_Task objective_
Show each line of the data below that has the string "history" in it.

_Web page and app entries_

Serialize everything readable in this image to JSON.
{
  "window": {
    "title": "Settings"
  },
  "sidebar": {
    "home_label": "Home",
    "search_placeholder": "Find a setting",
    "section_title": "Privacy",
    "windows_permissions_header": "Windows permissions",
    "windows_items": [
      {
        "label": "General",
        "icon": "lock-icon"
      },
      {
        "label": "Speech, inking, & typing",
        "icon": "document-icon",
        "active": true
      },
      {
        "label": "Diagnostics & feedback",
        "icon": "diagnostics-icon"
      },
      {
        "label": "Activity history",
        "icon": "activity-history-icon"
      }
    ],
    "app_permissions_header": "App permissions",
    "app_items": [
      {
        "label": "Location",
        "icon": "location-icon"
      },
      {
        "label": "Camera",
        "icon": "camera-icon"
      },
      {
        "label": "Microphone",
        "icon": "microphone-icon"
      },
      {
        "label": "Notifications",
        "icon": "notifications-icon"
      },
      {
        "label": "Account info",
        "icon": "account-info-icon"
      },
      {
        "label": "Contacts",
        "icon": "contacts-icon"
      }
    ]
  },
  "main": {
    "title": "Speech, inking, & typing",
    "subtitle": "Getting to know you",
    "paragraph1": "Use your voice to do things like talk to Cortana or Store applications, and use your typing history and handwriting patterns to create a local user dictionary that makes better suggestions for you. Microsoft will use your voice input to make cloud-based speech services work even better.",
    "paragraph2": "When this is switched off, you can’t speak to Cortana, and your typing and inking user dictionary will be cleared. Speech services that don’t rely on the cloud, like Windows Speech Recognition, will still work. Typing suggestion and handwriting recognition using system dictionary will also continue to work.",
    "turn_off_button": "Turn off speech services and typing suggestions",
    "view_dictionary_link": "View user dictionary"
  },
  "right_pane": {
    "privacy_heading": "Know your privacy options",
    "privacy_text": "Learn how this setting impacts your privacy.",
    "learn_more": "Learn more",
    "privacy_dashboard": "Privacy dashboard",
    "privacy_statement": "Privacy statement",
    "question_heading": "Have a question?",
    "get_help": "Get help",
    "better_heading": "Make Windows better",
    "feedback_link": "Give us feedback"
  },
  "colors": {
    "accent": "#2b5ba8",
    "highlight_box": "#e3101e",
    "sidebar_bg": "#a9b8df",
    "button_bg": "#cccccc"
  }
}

_Written answer_
        "label": "Activity history",
        "icon": "activity-history-icon"
    "paragraph1": "Use your voice to do things like talk to Cortana or Store applications, and use your typing history and handwriting patterns to create a local user dictionary that makes better suggestions for you. Microsoft will use your voice input to make cloud-based speech services work even better.",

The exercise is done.